If anybody out there was wondering whatever happened to USC's proud football tradition, be advised that it hasn't moved to Westwood after all. Trojan tradition is alive and well. It just doesn't play tailback anymore. The storied Trojan runners of yesteryear have become fat-cat alumni, and three of the most illustrious—Mike Garrett, O.J. Simpson and Anthony Davis—were among the 92,516 spectators who packed the Los Angeles Memorial Coliseum on Saturday as Southern Cal proved that a quarterback, a wide receiver, a safety and, maybe, a coach can win football games too. And win the Trojans did, 17-13 over favored UCLA. That tied the Bruins for the Pac-10 championship with a 7-1 record—UCLA was 9-2 overall, USC 8-3—and earned Southern Cal the Rose Bowl and a rematch with Michigan State, which beat the Trojans 27-13 in the season opener.
Of the many USC contributors, none was more instrumental than Rodney Peete, the junior quarterback. Peete is an impressive young man, but he wasn't supposed to be 23 of 35 for 304 yards and two touchdowns' worth of impressive against what many people had called the quickest defense in the nation. The consensus had been that by the fourth quarter, Rodney would be getting no respect. So all Peete did was go out and play his game, snare a Rose Bowl berth and, when it was over, act as though he wasn't even surprised by it all. Peete is too good to have just been born in the ordinary way. Obviously, somebody from the USC film school must have dreamed him up.
To be sure, Peete did have some help. "Oh, I'll be throwing it up there," he had predicted on Friday. "I have the confidence our receivers will go up and get it." And Erik Affholter, a 6'1", 190-pound junior wide receiver who received his USC scholarship as a kicker, came through, going up and getting it all day. He would finish the game with nine catches for 151 yards.

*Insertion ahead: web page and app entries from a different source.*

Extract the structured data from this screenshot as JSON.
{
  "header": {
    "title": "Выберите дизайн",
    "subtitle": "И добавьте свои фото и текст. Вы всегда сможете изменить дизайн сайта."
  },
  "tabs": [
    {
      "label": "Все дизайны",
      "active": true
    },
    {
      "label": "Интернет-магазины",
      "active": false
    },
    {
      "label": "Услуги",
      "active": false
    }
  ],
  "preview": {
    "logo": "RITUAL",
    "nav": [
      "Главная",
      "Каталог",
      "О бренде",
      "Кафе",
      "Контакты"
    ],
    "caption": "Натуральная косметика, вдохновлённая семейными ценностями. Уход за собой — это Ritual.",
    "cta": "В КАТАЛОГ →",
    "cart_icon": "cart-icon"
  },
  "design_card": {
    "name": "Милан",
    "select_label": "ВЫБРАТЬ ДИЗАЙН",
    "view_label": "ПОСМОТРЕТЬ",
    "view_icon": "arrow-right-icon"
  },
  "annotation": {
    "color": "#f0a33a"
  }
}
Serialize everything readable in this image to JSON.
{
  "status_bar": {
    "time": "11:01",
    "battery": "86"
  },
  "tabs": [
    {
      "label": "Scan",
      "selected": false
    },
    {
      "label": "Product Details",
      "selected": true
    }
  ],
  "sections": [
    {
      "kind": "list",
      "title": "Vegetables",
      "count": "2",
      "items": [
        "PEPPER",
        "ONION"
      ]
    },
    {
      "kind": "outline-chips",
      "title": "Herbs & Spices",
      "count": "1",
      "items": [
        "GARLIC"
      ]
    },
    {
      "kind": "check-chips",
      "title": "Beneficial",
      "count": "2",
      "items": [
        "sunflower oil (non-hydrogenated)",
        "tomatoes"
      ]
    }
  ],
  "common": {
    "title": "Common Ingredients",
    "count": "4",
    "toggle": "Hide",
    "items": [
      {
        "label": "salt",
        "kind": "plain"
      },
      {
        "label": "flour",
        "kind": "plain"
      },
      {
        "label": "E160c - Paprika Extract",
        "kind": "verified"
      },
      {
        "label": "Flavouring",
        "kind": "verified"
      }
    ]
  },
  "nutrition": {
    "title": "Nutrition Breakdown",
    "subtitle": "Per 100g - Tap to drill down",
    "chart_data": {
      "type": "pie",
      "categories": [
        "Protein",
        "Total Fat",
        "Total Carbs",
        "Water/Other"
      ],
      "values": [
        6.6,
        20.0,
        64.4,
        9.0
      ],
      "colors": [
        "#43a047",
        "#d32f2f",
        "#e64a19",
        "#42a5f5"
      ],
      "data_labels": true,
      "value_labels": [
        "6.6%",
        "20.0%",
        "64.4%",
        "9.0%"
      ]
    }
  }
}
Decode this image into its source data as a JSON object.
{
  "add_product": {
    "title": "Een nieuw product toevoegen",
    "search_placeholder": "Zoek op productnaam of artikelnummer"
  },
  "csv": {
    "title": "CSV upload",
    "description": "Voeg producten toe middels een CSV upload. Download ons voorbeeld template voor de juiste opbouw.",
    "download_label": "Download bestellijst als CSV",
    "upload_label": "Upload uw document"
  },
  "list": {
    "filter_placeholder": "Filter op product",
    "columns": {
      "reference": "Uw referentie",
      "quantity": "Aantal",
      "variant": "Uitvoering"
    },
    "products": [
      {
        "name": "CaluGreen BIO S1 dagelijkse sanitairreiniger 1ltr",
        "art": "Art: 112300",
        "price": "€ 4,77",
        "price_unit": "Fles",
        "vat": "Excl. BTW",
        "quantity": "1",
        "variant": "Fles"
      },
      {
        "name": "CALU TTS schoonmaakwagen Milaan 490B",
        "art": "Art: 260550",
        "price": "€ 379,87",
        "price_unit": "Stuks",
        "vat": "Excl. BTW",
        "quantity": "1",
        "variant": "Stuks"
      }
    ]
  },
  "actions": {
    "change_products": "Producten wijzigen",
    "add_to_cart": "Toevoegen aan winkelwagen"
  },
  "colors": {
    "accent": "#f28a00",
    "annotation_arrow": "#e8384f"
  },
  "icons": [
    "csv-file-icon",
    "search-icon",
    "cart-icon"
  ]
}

One of those grabs was the big one. With 7:59 left in the game, the Trojans were down 13-10. Peete looked across the huddle at Affholter and called, "529 Throwback." "Erik had been making some great catches, catches your average receiver couldn't make," said Peete. "The coverage put Erik in a one-on-one situation, so I just put it up there and let him make the play."
Peete fired a 33-yard pass high to the back corner of the end zone. "There really wasn't too much to think about," said Affholter after the game. "It was actually a bad pattern, to tell you the truth. But Rodney just put it in a perfect spot."
Affholter was behind the Bruin defender, Marcus Turner. Affholter bobbled the ball momentarily and fell out of the end zone, but the officials ruled that he had possession with the requisite one foot inbounds.
"We were supposed to have no chance—none," said USC safety Mark Carrier, who intercepted two of Bruin quarterback Troy Aikman's passes. Carrier's second interception was at UCLA's 38-yard line with about a minute left. "They were bigger, faster, stronger," said Carrier. "But we had Rodney."
Indeed, who else but Peete could suffer through what he called "the worst half of football in my life" and, with 0:14 left in that half and the score 10-0 UCLA, throw an end zone interception to Bruin strong safety Eric Turner, then sprint 80 yards to run down Turner and prevent a UCLA touchdown. "I've never had an interception returned on me in my life," said Peete. "I wasn't about to let it happen now. I knew I had to come out and play the best second half of my life."
"That was the key play of the first half," said Larry Smith, who is in his first year as coach at USC. "Without that, I don't think I could have acted like I did at halftime."
And how had Smith acted in the locker room at halftime? Peete and the rest of the Trojans said Smith was "jumping up and down" as he yelled, "They can't keep us out of the end zone." Smith denied having behaved so demonstratively. Another USC tradition has it that the school's football coaches are cool customers. The presence of former USC coach John McKay at the game was pressure enough for Smith, but the Trojan band even spelled out McKay's name as part of their halftime show. And McKay had never let 'em see him sweat, had he?